* Your instructions: Check every line below for the word "title" and give only the number of lines where it appears.

BEGIN Supplied entries

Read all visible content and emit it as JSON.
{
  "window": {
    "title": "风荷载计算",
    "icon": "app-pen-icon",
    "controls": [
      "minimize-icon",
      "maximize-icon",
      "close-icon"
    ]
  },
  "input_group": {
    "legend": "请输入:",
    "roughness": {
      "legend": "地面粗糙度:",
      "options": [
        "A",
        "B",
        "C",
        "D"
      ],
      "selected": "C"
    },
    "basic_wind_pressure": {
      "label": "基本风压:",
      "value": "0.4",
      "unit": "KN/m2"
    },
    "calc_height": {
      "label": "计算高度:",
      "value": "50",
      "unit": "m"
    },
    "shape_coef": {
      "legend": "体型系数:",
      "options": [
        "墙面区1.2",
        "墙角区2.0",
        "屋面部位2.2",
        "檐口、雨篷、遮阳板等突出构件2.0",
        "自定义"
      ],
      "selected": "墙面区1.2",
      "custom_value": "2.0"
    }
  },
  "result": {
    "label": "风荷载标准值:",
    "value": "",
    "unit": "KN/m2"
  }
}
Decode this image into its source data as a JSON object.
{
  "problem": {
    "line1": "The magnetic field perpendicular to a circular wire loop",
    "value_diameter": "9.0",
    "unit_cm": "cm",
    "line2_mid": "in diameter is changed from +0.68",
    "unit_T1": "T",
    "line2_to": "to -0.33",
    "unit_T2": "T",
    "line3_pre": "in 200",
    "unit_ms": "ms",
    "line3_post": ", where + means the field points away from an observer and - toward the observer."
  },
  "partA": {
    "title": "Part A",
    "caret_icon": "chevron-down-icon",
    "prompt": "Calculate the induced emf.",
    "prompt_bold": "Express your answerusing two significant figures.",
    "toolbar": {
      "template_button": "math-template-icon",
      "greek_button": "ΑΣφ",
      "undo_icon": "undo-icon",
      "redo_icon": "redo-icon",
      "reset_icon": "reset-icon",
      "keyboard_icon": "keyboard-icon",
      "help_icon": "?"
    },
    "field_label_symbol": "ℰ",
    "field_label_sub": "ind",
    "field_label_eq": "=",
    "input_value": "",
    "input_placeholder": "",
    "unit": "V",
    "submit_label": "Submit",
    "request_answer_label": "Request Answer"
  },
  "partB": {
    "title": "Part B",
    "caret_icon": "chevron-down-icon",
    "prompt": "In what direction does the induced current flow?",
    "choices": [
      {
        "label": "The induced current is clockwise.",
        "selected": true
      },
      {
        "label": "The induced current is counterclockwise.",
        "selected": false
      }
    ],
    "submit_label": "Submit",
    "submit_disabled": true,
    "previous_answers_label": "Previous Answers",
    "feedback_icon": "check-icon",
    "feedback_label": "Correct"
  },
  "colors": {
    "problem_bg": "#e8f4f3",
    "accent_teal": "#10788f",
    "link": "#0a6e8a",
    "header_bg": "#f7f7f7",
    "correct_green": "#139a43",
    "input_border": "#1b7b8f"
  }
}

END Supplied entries

* Answer area: 3